Component data from apps and pages »
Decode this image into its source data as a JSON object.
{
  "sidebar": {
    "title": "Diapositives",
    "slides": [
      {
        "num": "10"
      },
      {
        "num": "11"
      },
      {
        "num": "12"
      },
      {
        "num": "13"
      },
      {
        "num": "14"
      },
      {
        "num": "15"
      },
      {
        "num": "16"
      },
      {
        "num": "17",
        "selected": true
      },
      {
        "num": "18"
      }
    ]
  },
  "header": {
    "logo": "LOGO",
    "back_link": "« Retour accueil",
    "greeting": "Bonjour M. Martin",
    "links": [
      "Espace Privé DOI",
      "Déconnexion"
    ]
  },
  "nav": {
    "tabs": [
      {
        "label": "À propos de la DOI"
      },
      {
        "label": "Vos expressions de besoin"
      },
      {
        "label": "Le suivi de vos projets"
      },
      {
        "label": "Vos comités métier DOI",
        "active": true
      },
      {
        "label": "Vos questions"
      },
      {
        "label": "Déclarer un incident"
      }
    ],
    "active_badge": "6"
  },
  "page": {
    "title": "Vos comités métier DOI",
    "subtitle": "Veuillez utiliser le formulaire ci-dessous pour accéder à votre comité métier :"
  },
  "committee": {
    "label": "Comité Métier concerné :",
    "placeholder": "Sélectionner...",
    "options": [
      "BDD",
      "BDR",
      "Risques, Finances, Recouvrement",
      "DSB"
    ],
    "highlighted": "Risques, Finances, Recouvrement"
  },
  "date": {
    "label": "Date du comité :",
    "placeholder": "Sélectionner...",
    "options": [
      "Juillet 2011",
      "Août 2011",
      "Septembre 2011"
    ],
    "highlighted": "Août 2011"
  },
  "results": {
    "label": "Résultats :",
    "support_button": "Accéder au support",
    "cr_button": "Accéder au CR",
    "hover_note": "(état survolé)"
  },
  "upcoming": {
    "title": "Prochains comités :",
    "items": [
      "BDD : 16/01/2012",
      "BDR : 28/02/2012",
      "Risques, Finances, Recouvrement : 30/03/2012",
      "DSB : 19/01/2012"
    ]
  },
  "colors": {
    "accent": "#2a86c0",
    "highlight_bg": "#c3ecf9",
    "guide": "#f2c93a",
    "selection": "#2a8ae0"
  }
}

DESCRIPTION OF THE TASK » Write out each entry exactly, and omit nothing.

RESULT OF THE TASK »
Decode this image into its source data as a JSON object.
{
  "sidebar": {
    "title": "Diapositives",
    "slides": [
      {
        "num": "10"
      },
      {
        "num": "11"
      },
      {
        "num": "12"
      },
      {
        "num": "13"
      },
      {
        "num": "14"
      },
      {
        "num": "15"
      },
      {
        "num": "16"
      },
      {
        "num": "17",
        "selected": true
      },
      {
        "num": "18"
      }
    ]
  },
  "header": {
    "logo": "LOGO",
    "back_link": "« Retour accueil",
    "greeting": "Bonjour M. Martin",
    "links": [
      "Espace Privé DOI",
      "Déconnexion"
    ]
  },
  "nav": {
    "tabs": [
      {
        "label": "À propos de la DOI"
      },
      {
        "label": "Vos expressions de besoin"
      },
      {
        "label": "Le suivi de vos projets"
      },
      {
        "label": "Vos comités métier DOI",
        "active": true
      },
      {
        "label": "Vos questions"
      },
      {
        "label": "Déclarer un incident"
      }
    ],
    "active_badge": "6"
  },
  "page": {
    "title": "Vos comités métier DOI",
    "subtitle": "Veuillez utiliser le formulaire ci-dessous pour accéder à votre comité métier :"
  },
  "committee": {
    "label": "Comité Métier concerné :",
    "placeholder": "Sélectionner...",
    "options": [
      "BDD",
      "BDR",
      "Risques, Finances, Recouvrement",
      "DSB"
    ],
    "highlighted": "Risques, Finances, Recouvrement"
  },
  "date": {
    "label": "Date du comité :",
    "placeholder": "Sélectionner...",
    "options": [
      "Juillet 2011",
      "Août 2011",
      "Septembre 2011"
    ],
    "highlighted": "Août 2011"
  },
  "results": {
    "label": "Résultats :",
    "support_button": "Accéder au support",
    "cr_button": "Accéder au CR",
    "hover_note": "(état survolé)"
  },
  "upcoming": {
    "title": "Prochains comités :",
    "items": [
      "BDD : 16/01/2012",
      "BDR : 28/02/2012",
      "Risques, Finances, Recouvrement : 30/03/2012",
      "DSB : 19/01/2012"
    ]
  },
  "colors": {
    "accent": "#2a86c0",
    "highlight_bg": "#c3ecf9",
    "guide": "#f2c93a",
    "selection": "#2a8ae0"
  }
}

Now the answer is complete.